* Task input *

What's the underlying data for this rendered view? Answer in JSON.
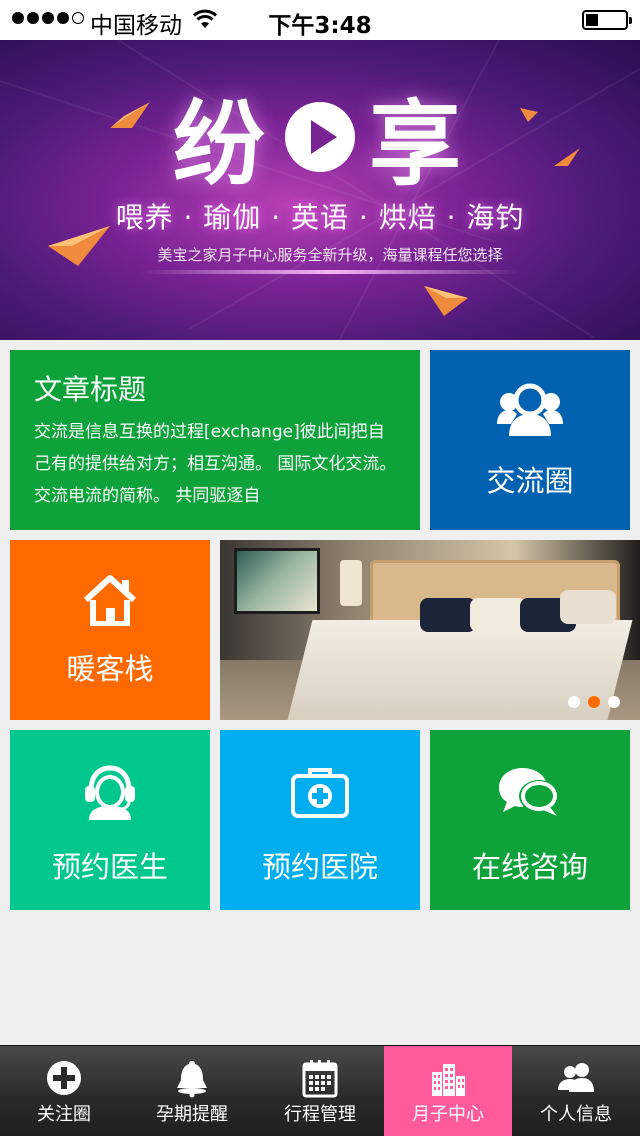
{
  "status_bar": {
    "carrier": "中国移动",
    "time": "下午3:48"
  },
  "banner": {
    "logo_left": "纷",
    "logo_right": "享",
    "subtitle": "喂养 · 瑜伽 · 英语 · 烘焙 · 海钓",
    "tagline": "美宝之家月子中心服务全新升级，海量课程任您选择"
  },
  "article": {
    "title": "文章标题",
    "body": "交流是信息互换的过程[exchange]彼此间把自己有的提供给对方；相互沟通。 国际文化交流。 交流电流的简称。 共同驱逐自"
  },
  "tiles": {
    "exchange": {
      "label": "交流圈",
      "icon": "people-circle-icon"
    },
    "hotel": {
      "label": "暖客栈",
      "icon": "house-icon"
    },
    "doctor": {
      "label": "预约医生",
      "icon": "headset-doctor-icon"
    },
    "hospital": {
      "label": "预约医院",
      "icon": "medical-kit-icon"
    },
    "consult": {
      "label": "在线咨询",
      "icon": "chat-bubbles-icon"
    }
  },
  "carousel": {
    "slide_count": 3,
    "active_index": 1
  },
  "tabbar": {
    "items": [
      {
        "label": "关注圈",
        "icon": "plus-circle-icon"
      },
      {
        "label": "孕期提醒",
        "icon": "bell-icon"
      },
      {
        "label": "行程管理",
        "icon": "calendar-icon"
      },
      {
        "label": "月子中心",
        "icon": "buildings-icon"
      },
      {
        "label": "个人信息",
        "icon": "users-icon"
      }
    ],
    "active_index": 3
  },
  "colors": {
    "green": "#0da33a",
    "blue": "#0062b0",
    "orange": "#ff6a00",
    "teal": "#00c78e",
    "sky": "#00aef0",
    "active_tab": "#ff5a9a"
  }
}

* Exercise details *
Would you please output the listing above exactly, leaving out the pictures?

* Your response *
What's the underlying data for this rendered view? Answer in JSON.
{
  "status_bar": {
    "carrier": "中国移动",
    "time": "下午3:48"
  },
  "banner": {
    "logo_left": "纷",
    "logo_right": "享",
    "subtitle": "喂养 · 瑜伽 · 英语 · 烘焙 · 海钓",
    "tagline": "美宝之家月子中心服务全新升级，海量课程任您选择"
  },
  "article": {
    "title": "文章标题",
    "body": "交流是信息互换的过程[exchange]彼此间把自己有的提供给对方；相互沟通。 国际文化交流。 交流电流的简称。 共同驱逐自"
  },
  "tiles": {
    "exchange": {
      "label": "交流圈",
      "icon": "people-circle-icon"
    },
    "hotel": {
      "label": "暖客栈",
      "icon": "house-icon"
    },
    "doctor": {
      "label": "预约医生",
      "icon": "headset-doctor-icon"
    },
    "hospital": {
      "label": "预约医院",
      "icon": "medical-kit-icon"
    },
    "consult": {
      "label": "在线咨询",
      "icon": "chat-bubbles-icon"
    }
  },
  "carousel": {
    "slide_count": 3,
    "active_index": 1
  },
  "tabbar": {
    "items": [
      {
        "label": "关注圈",
        "icon": "plus-circle-icon"
      },
      {
        "label": "孕期提醒",
        "icon": "bell-icon"
      },
      {
        "label": "行程管理",
        "icon": "calendar-icon"
      },
      {
        "label": "月子中心",
        "icon": "buildings-icon"
      },
      {
        "label": "个人信息",
        "icon": "users-icon"
      }
    ],
    "active_index": 3
  },
  "colors": {
    "green": "#0da33a",
    "blue": "#0062b0",
    "orange": "#ff6a00",
    "teal": "#00c78e",
    "sky": "#00aef0",
    "active_tab": "#ff5a9a"
  }
}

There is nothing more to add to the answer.